▶ _Exercise requirements_
Repeat the listing verbatim. Drop any pictures.
>>>
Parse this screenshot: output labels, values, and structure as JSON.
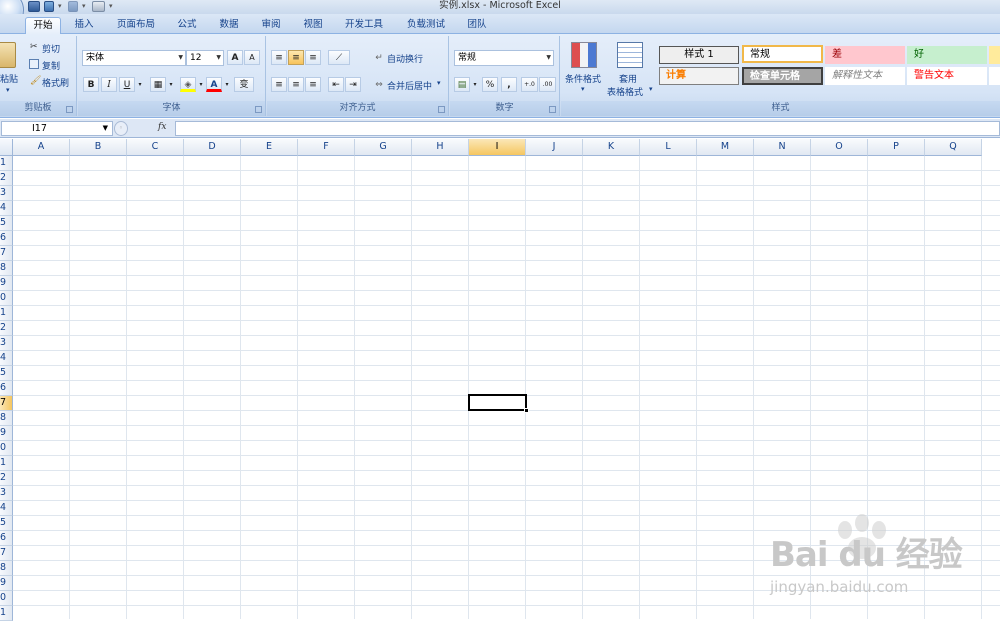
{
  "window": {
    "title": "实例.xlsx - Microsoft Excel"
  },
  "tabs": [
    "开始",
    "插入",
    "页面布局",
    "公式",
    "数据",
    "审阅",
    "视图",
    "开发工具",
    "负载测试",
    "团队"
  ],
  "ribbon": {
    "clipboard": {
      "label": "剪贴板",
      "paste": "粘贴",
      "cut": "剪切",
      "copy": "复制",
      "format_painter": "格式刷"
    },
    "font": {
      "label": "字体",
      "font_name": "宋体",
      "font_size": "12",
      "bold": "B",
      "italic": "I",
      "underline": "U",
      "grow": "A",
      "shrink": "A",
      "font_color": "A",
      "phonetic": "变"
    },
    "alignment": {
      "label": "对齐方式",
      "wrap_text": "自动换行",
      "merge_center": "合并后居中"
    },
    "number": {
      "label": "数字",
      "format": "常规",
      "percent": "%",
      "comma": ",",
      "inc_decimal": "+.0",
      "dec_decimal": ".00"
    },
    "styles": {
      "label": "样式",
      "conditional": "条件格式",
      "table_format_1": "套用",
      "table_format_2": "表格格式",
      "cells": [
        {
          "text": "样式 1",
          "bg": "#eeeeee",
          "color": "#000000"
        },
        {
          "text": "常规",
          "bg": "#ffffff",
          "color": "#000000"
        },
        {
          "text": "差",
          "bg": "#ffc7ce",
          "color": "#9c0006"
        },
        {
          "text": "好",
          "bg": "#c6efce",
          "color": "#006100"
        },
        {
          "text": "计算",
          "bg": "#f2f2f2",
          "color": "#fa7d00"
        },
        {
          "text": "检查单元格",
          "bg": "#a5a5a5",
          "color": "#ffffff"
        },
        {
          "text": "解释性文本",
          "bg": "#ffffff",
          "color": "#7f7f7f"
        },
        {
          "text": "警告文本",
          "bg": "#ffffff",
          "color": "#ff0000"
        }
      ]
    }
  },
  "formula_bar": {
    "name_box": "I17",
    "fx": "fx",
    "formula": ""
  },
  "columns": [
    "A",
    "B",
    "C",
    "D",
    "E",
    "F",
    "G",
    "H",
    "I",
    "J",
    "K",
    "L",
    "M",
    "N",
    "O",
    "P",
    "Q"
  ],
  "rows": [
    "1",
    "2",
    "3",
    "4",
    "5",
    "6",
    "7",
    "8",
    "9",
    "0",
    "1",
    "2",
    "3",
    "4",
    "5",
    "6",
    "7",
    "8",
    "9",
    "0",
    "1",
    "2",
    "3",
    "4",
    "5",
    "6",
    "7",
    "8",
    "9",
    "0",
    "1"
  ],
  "selection": {
    "column": "I",
    "row": "7"
  },
  "watermark": {
    "text": "Bai du 经验",
    "url": "jingyan.baidu.com"
  }
}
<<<
▶ _Final answer_
Parse this screenshot: output labels, values, and structure as JSON.
{
  "window": {
    "title": "实例.xlsx - Microsoft Excel"
  },
  "tabs": [
    "开始",
    "插入",
    "页面布局",
    "公式",
    "数据",
    "审阅",
    "视图",
    "开发工具",
    "负载测试",
    "团队"
  ],
  "ribbon": {
    "clipboard": {
      "label": "剪贴板",
      "paste": "粘贴",
      "cut": "剪切",
      "copy": "复制",
      "format_painter": "格式刷"
    },
    "font": {
      "label": "字体",
      "font_name": "宋体",
      "font_size": "12",
      "bold": "B",
      "italic": "I",
      "underline": "U",
      "grow": "A",
      "shrink": "A",
      "font_color": "A",
      "phonetic": "变"
    },
    "alignment": {
      "label": "对齐方式",
      "wrap_text": "自动换行",
      "merge_center": "合并后居中"
    },
    "number": {
      "label": "数字",
      "format": "常规",
      "percent": "%",
      "comma": ",",
      "inc_decimal": "+.0",
      "dec_decimal": ".00"
    },
    "styles": {
      "label": "样式",
      "conditional": "条件格式",
      "table_format_1": "套用",
      "table_format_2": "表格格式",
      "cells": [
        {
          "text": "样式 1",
          "bg": "#eeeeee",
          "color": "#000000"
        },
        {
          "text": "常规",
          "bg": "#ffffff",
          "color": "#000000"
        },
        {
          "text": "差",
          "bg": "#ffc7ce",
          "color": "#9c0006"
        },
        {
          "text": "好",
          "bg": "#c6efce",
          "color": "#006100"
        },
        {
          "text": "计算",
          "bg": "#f2f2f2",
          "color": "#fa7d00"
        },
        {
          "text": "检查单元格",
          "bg": "#a5a5a5",
          "color": "#ffffff"
        },
        {
          "text": "解释性文本",
          "bg": "#ffffff",
          "color": "#7f7f7f"
        },
        {
          "text": "警告文本",
          "bg": "#ffffff",
          "color": "#ff0000"
        }
      ]
    }
  },
  "formula_bar": {
    "name_box": "I17",
    "fx": "fx",
    "formula": ""
  },
  "columns": [
    "A",
    "B",
    "C",
    "D",
    "E",
    "F",
    "G",
    "H",
    "I",
    "J",
    "K",
    "L",
    "M",
    "N",
    "O",
    "P",
    "Q"
  ],
  "rows": [
    "1",
    "2",
    "3",
    "4",
    "5",
    "6",
    "7",
    "8",
    "9",
    "0",
    "1",
    "2",
    "3",
    "4",
    "5",
    "6",
    "7",
    "8",
    "9",
    "0",
    "1",
    "2",
    "3",
    "4",
    "5",
    "6",
    "7",
    "8",
    "9",
    "0",
    "1"
  ],
  "selection": {
    "column": "I",
    "row": "7"
  },
  "watermark": {
    "text": "Bai du 经验",
    "url": "jingyan.baidu.com"
  }
}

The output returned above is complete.